(Records for the task)
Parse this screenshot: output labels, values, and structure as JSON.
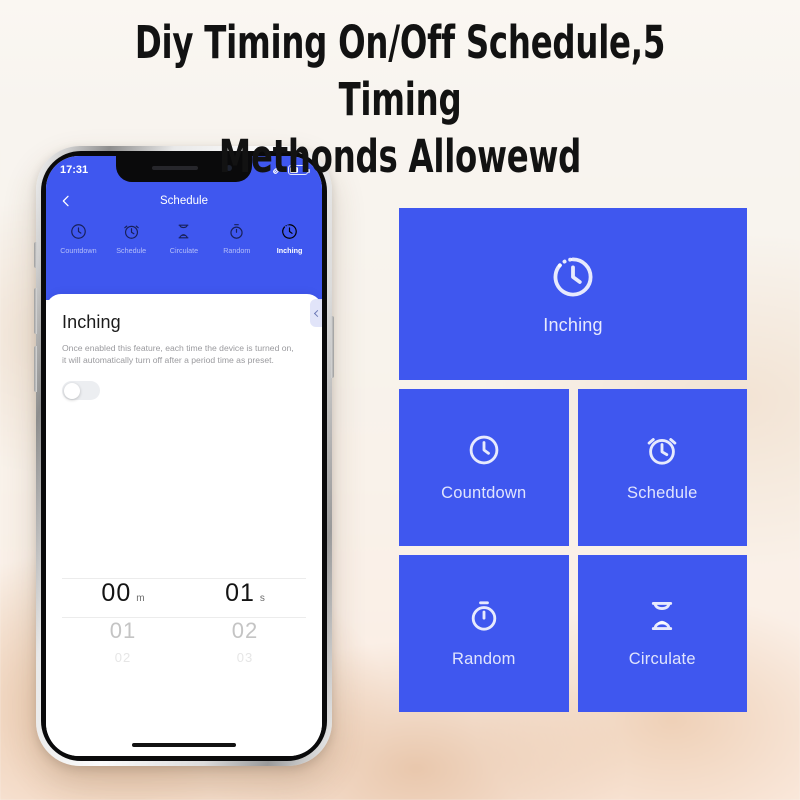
{
  "headline": {
    "line1": "Diy Timing On/Off Schedule,5 Timing",
    "line2": "Methonds Allowewd"
  },
  "colors": {
    "tile_blue": "#3f57ef",
    "page_background": "#f6f2ec",
    "headline_text": "#121212"
  },
  "phone": {
    "status_bar": {
      "time": "17:31",
      "link_icon": "link-icon",
      "battery_icon": "battery-icon"
    },
    "nav": {
      "back_icon": "chevron-left-icon",
      "title": "Schedule"
    },
    "tabs": [
      {
        "label": "Countdown",
        "icon": "clock-icon",
        "active": false
      },
      {
        "label": "Schedule",
        "icon": "alarm-clock-icon",
        "active": false
      },
      {
        "label": "Circulate",
        "icon": "hourglass-icon",
        "active": false
      },
      {
        "label": "Random",
        "icon": "stopwatch-icon",
        "active": false
      },
      {
        "label": "Inching",
        "icon": "dotted-clock-icon",
        "active": true
      }
    ],
    "side_handle_icon": "chevron-left-icon",
    "sheet": {
      "title": "Inching",
      "description": "Once enabled this feature,  each time the device is turned on, it will automatically turn off after a period time as preset.",
      "toggle_state": "off"
    },
    "picker": {
      "selected": [
        {
          "value": "00",
          "unit": "m"
        },
        {
          "value": "01",
          "unit": "s"
        }
      ],
      "next_row": [
        "01",
        "02"
      ],
      "faded_row": [
        "02",
        "03"
      ]
    }
  },
  "tiles": [
    {
      "label": "Inching",
      "icon": "dotted-clock-icon",
      "size": "wide"
    },
    {
      "label": "Countdown",
      "icon": "clock-icon",
      "size": "square"
    },
    {
      "label": "Schedule",
      "icon": "alarm-clock-icon",
      "size": "square"
    },
    {
      "label": "Random",
      "icon": "stopwatch-icon",
      "size": "square"
    },
    {
      "label": "Circulate",
      "icon": "hourglass-icon",
      "size": "square"
    }
  ]
}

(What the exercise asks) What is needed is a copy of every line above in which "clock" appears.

(Response to this task)
        "icon": "clock-icon",
        "icon": "alarm-clock-icon",
        "icon": "dotted-clock-icon",
      "icon": "dotted-clock-icon",
      "icon": "clock-icon",
      "icon": "alarm-clock-icon",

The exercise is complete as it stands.